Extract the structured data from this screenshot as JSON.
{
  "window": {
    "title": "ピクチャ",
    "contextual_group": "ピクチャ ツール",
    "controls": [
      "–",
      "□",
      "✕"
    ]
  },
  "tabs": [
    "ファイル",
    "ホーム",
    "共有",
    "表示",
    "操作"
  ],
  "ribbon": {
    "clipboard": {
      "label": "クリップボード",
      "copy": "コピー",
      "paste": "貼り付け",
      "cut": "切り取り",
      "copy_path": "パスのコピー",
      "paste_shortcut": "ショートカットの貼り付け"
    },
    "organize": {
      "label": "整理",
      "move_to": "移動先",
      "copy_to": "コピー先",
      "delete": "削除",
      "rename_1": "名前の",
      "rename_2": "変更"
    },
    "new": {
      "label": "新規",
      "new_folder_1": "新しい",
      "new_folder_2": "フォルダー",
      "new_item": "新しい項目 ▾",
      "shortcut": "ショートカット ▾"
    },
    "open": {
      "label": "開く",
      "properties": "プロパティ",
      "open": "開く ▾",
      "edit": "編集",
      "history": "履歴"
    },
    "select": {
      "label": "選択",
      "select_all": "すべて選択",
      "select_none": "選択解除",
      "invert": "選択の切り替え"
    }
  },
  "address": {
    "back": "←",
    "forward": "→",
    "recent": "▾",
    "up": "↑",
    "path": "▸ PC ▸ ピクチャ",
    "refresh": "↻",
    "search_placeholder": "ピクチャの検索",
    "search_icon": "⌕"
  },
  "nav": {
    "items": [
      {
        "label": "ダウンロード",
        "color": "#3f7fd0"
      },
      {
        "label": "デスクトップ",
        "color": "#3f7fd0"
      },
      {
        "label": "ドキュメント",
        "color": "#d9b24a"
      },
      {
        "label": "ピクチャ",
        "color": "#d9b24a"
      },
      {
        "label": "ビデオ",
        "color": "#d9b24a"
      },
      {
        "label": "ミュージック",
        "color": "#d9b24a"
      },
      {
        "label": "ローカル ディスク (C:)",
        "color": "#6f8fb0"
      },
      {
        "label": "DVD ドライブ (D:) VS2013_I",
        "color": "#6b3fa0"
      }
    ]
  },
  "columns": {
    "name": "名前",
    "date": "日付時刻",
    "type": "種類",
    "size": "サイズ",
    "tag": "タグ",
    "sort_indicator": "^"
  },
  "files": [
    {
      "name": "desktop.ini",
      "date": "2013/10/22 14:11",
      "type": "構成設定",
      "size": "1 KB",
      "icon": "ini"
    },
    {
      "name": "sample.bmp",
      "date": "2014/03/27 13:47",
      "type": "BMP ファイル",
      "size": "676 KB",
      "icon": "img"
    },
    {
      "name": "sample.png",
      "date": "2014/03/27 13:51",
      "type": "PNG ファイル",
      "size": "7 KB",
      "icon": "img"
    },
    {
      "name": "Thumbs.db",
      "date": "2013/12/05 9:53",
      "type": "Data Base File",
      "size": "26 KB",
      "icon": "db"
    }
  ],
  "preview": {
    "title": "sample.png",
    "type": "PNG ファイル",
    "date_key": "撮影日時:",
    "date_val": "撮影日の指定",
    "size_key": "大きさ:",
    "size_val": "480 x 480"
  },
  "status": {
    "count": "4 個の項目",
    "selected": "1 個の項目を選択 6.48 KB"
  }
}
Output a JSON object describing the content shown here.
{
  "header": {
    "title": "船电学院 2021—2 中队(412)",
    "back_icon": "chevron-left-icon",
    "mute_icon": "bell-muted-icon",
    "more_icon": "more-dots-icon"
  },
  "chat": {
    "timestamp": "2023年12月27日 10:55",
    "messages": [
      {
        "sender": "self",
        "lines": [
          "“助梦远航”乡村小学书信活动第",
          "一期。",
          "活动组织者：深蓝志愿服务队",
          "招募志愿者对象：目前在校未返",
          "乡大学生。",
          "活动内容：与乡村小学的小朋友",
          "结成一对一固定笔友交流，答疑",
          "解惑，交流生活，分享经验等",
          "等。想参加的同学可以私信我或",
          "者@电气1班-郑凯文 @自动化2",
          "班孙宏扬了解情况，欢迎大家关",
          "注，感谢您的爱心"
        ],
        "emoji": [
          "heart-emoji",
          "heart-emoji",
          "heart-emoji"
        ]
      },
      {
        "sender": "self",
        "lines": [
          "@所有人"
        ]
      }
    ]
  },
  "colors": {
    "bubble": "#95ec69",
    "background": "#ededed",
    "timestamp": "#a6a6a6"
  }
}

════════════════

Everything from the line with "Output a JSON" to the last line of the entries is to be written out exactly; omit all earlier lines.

Output a JSON object describing the content shown here.
{
  "header": {
    "title": "船电学院 2021—2 中队(412)",
    "back_icon": "chevron-left-icon",
    "mute_icon": "bell-muted-icon",
    "more_icon": "more-dots-icon"
  },
  "chat": {
    "timestamp": "2023年12月27日 10:55",
    "messages": [
      {
        "sender": "self",
        "lines": [
          "“助梦远航”乡村小学书信活动第",
          "一期。",
          "活动组织者：深蓝志愿服务队",
          "招募志愿者对象：目前在校未返",
          "乡大学生。",
          "活动内容：与乡村小学的小朋友",
          "结成一对一固定笔友交流，答疑",
          "解惑，交流生活，分享经验等",
          "等。想参加的同学可以私信我或",
          "者@电气1班-郑凯文 @自动化2",
          "班孙宏扬了解情况，欢迎大家关",
          "注，感谢您的爱心"
        ],
        "emoji": [
          "heart-emoji",
          "heart-emoji",
          "heart-emoji"
        ]
      },
      {
        "sender": "self",
        "lines": [
          "@所有人"
        ]
      }
    ]
  },
  "colors": {
    "bubble": "#95ec69",
    "background": "#ededed",
    "timestamp": "#a6a6a6"
  }
}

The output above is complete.